... China's expansion in the Tuna industry has been strongly supported by the government, leading to the development of large state-owned fishing enterprises for distant water fishing [45]. However, as the main areas of Tuna distribution do not include waters under Chinese jurisdiction, 70-85% of the processed Tuna is foreign-owned [6,46]. ...
... However, in a recent survey [67], it was found that in some cases false documentation can allow the entrance of Chinese IUU products into the US legal market. In fact, although China has joined several international agreements on the protection of fish stocks, it remains significantly involved in IUU fishing [46] and [68]. ...

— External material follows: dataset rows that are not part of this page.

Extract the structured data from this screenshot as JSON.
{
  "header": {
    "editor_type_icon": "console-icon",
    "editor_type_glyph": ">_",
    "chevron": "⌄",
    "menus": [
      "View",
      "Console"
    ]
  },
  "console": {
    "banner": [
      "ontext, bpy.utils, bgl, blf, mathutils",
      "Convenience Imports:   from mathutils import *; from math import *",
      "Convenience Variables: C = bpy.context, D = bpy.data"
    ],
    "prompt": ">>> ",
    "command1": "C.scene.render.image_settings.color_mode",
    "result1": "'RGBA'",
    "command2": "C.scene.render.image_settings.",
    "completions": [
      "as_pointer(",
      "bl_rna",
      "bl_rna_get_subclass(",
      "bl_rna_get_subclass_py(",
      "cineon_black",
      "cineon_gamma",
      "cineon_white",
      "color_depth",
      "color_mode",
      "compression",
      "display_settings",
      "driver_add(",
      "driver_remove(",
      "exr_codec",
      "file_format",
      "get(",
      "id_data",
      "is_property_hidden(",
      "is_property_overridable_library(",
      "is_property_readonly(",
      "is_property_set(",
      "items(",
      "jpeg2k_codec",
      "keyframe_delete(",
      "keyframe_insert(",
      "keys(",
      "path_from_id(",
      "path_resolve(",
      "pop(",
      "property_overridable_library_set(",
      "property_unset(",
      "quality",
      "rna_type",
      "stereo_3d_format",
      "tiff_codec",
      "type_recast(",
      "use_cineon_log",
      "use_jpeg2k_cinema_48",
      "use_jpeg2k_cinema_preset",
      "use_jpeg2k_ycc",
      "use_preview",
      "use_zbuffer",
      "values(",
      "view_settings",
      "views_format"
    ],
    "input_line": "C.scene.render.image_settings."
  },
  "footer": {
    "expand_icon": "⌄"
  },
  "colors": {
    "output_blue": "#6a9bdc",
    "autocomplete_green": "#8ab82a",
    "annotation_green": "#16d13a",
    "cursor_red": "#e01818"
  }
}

... However, our estimate includes more than 2 500 vessels operating in the East China Sea within the EEZs of Japan and South Korea. These vessels operate exclusively within the continental shelf of the north-west Pacific and are likely to be identified as coastal/offshore vessels in the Chinese Statistical Yearbooks, that is, to be listed among the about 300 000 motorized fishing vessels operating along the Chinese coast (FAO 2011; Blomeyer et al. 2012). Excluding the Chinese vessels operating in the waters of Japan and Korea from our total (Table 2) leaves us with 900 vessels as 'bottom-up' estimate of the size of the Chinese distant-water fleet (i.e. about half the officially reported number of Chinese distant-water fishing vessels; Table S2in the Online Supporting Materials). ...
... The acronym 'IUU' also includes 'Unreported' and 'Unregulated', and this study was an attempt to document what the total Chinese distant-water fleet catch could be, not to assess illegal activities. The present study is based on a report and presentation (on July 11, 2012) to the Fisheries Committee of the European Parliament (Blomeyer et al. 2012 ), which concluded with the following recommendations , which are of general interest: 1. The FAO should insist on proper reporting of catches from China, both domestic and distant water, by region and taxa. ...